However, adverbs play an equally important role in English grammar. They are used to modify, qualify, limit and describe by indicating things such as time, place, quantity and manner. They provide the answer to questions like: when? where? how? and how much? And don’t let their name fool you. While adverbs do modify verbs, they have also been known to modify adjectives, other adverbs, prepositions, conjunctions and clauses.
In fact, adverbs are kind of like the miscellaneous bin of English grammar. Words that don’t easily fit into other categories usually end up labelled as adverbs.
So now that you have a little background, let’s look at some examples of adverbs modifying all those different parts of speech. The adverbs are in bold and the words they modify are in italics.
Adverb modifying a verb:
- The Weird Sisters stirred the cauldron vigorously.
Adverb modifying an adjective:
- Iago’s misguided revenge on Othello was incredibly twisted.
Adverb modifying another adverb:
- Once her mind was made up, Lady Macbeth acted very swiftly.
Adverb modifying a preposition:
- Hamlet showed Horatio the skull he had discovered just beneath his feet.
Adverb modifying a conjunction:
- That was exactly when Falstaff fell over.
Adverb modifying a clause:
- Apparently Oberon and Titania had a complicated relationship.
See, adverbs can be glamorous too! Be sure and spread the word.

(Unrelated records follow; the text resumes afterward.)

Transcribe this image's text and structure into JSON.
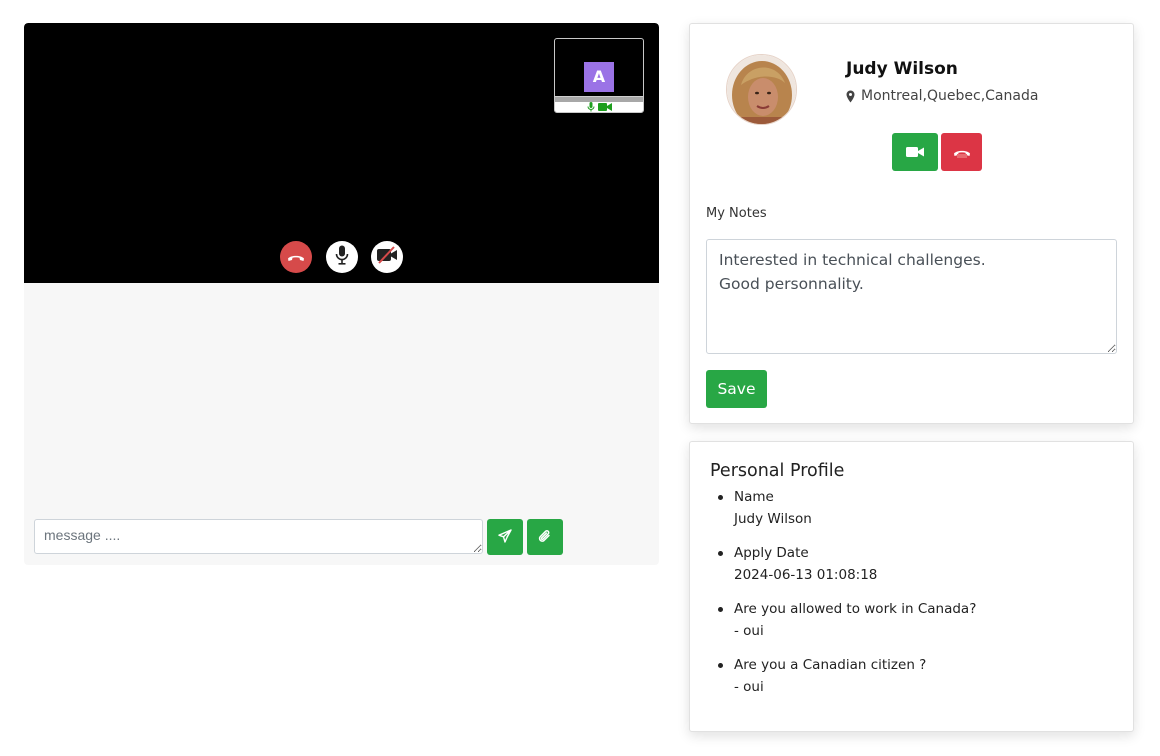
{
  "call": {
    "self_initial": "A",
    "colors": {
      "video_bg": "#000000",
      "hangup": "#d64a4a",
      "avatar_bg": "#9b73e6",
      "status_green": "#1e9e1e"
    },
    "controls": [
      {
        "name": "hangup",
        "icon": "phone-hangup-icon"
      },
      {
        "name": "mic",
        "icon": "microphone-icon"
      },
      {
        "name": "camera",
        "icon": "camera-off-icon"
      }
    ]
  },
  "chat": {
    "placeholder": "message ....",
    "send_icon": "send-icon",
    "attach_icon": "paperclip-icon"
  },
  "candidate": {
    "name": "Judy Wilson",
    "location": "Montreal,Quebec,Canada",
    "location_icon": "map-marker-icon",
    "video_button_icon": "video-camera-icon",
    "end_button_icon": "phone-hangup-icon"
  },
  "notes": {
    "label": "My Notes",
    "value": "Interested in technical challenges.\nGood personnality.",
    "save_label": "Save"
  },
  "personal_profile": {
    "title": "Personal Profile",
    "items": [
      {
        "question": "Name",
        "answer": "Judy Wilson"
      },
      {
        "question": "Apply Date",
        "answer": "2024-06-13 01:08:18"
      },
      {
        "question": "Are you allowed to work in Canada?",
        "answer": "- oui"
      },
      {
        "question": "Are you a Canadian citizen ?",
        "answer": "- oui"
      }
    ]
  },
  "theme": {
    "success": "#28a745",
    "danger": "#dc3545"
  }
}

Image credit: A Midsummer Night’s Dream: The Meeting of Oberon and Titania, by Arthur Rackham (1905)